** Opening DATA TO EXAMINE block **

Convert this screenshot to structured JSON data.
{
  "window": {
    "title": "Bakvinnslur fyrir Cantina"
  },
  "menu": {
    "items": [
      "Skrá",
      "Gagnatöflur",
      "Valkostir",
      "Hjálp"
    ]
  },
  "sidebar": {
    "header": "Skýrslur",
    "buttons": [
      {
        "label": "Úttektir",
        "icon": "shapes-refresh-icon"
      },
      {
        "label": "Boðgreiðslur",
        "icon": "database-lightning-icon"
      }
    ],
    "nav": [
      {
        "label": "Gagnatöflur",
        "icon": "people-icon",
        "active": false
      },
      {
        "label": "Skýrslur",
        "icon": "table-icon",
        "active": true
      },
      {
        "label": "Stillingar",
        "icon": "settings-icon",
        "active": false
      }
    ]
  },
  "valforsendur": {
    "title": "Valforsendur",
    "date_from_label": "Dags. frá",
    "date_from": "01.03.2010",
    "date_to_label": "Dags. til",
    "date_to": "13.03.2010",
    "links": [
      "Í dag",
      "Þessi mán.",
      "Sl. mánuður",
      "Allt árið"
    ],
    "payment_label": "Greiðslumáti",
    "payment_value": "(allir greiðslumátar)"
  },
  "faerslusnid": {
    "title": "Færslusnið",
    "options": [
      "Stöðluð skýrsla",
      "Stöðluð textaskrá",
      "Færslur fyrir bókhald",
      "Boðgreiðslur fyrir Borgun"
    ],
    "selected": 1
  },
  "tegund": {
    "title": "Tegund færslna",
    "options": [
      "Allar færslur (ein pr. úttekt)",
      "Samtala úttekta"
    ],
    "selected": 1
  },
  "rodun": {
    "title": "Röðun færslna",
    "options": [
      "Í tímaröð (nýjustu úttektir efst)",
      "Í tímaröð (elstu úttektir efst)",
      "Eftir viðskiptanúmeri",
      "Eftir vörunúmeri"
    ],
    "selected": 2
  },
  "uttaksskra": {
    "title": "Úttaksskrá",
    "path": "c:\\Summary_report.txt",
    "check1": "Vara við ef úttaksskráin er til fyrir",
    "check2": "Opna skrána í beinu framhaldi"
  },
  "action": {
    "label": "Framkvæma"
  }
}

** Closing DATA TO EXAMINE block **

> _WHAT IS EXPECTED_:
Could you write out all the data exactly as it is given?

> _SOLUTION TO THIS TASK_:
Convert this screenshot to structured JSON data.
{
  "window": {
    "title": "Bakvinnslur fyrir Cantina"
  },
  "menu": {
    "items": [
      "Skrá",
      "Gagnatöflur",
      "Valkostir",
      "Hjálp"
    ]
  },
  "sidebar": {
    "header": "Skýrslur",
    "buttons": [
      {
        "label": "Úttektir",
        "icon": "shapes-refresh-icon"
      },
      {
        "label": "Boðgreiðslur",
        "icon": "database-lightning-icon"
      }
    ],
    "nav": [
      {
        "label": "Gagnatöflur",
        "icon": "people-icon",
        "active": false
      },
      {
        "label": "Skýrslur",
        "icon": "table-icon",
        "active": true
      },
      {
        "label": "Stillingar",
        "icon": "settings-icon",
        "active": false
      }
    ]
  },
  "valforsendur": {
    "title": "Valforsendur",
    "date_from_label": "Dags. frá",
    "date_from": "01.03.2010",
    "date_to_label": "Dags. til",
    "date_to": "13.03.2010",
    "links": [
      "Í dag",
      "Þessi mán.",
      "Sl. mánuður",
      "Allt árið"
    ],
    "payment_label": "Greiðslumáti",
    "payment_value": "(allir greiðslumátar)"
  },
  "faerslusnid": {
    "title": "Færslusnið",
    "options": [
      "Stöðluð skýrsla",
      "Stöðluð textaskrá",
      "Færslur fyrir bókhald",
      "Boðgreiðslur fyrir Borgun"
    ],
    "selected": 1
  },
  "tegund": {
    "title": "Tegund færslna",
    "options": [
      "Allar færslur (ein pr. úttekt)",
      "Samtala úttekta"
    ],
    "selected": 1
  },
  "rodun": {
    "title": "Röðun færslna",
    "options": [
      "Í tímaröð (nýjustu úttektir efst)",
      "Í tímaröð (elstu úttektir efst)",
      "Eftir viðskiptanúmeri",
      "Eftir vörunúmeri"
    ],
    "selected": 2
  },
  "uttaksskra": {
    "title": "Úttaksskrá",
    "path": "c:\\Summary_report.txt",
    "check1": "Vara við ef úttaksskráin er til fyrir",
    "check2": "Opna skrána í beinu framhaldi"
  },
  "action": {
    "label": "Framkvæma"
  }
}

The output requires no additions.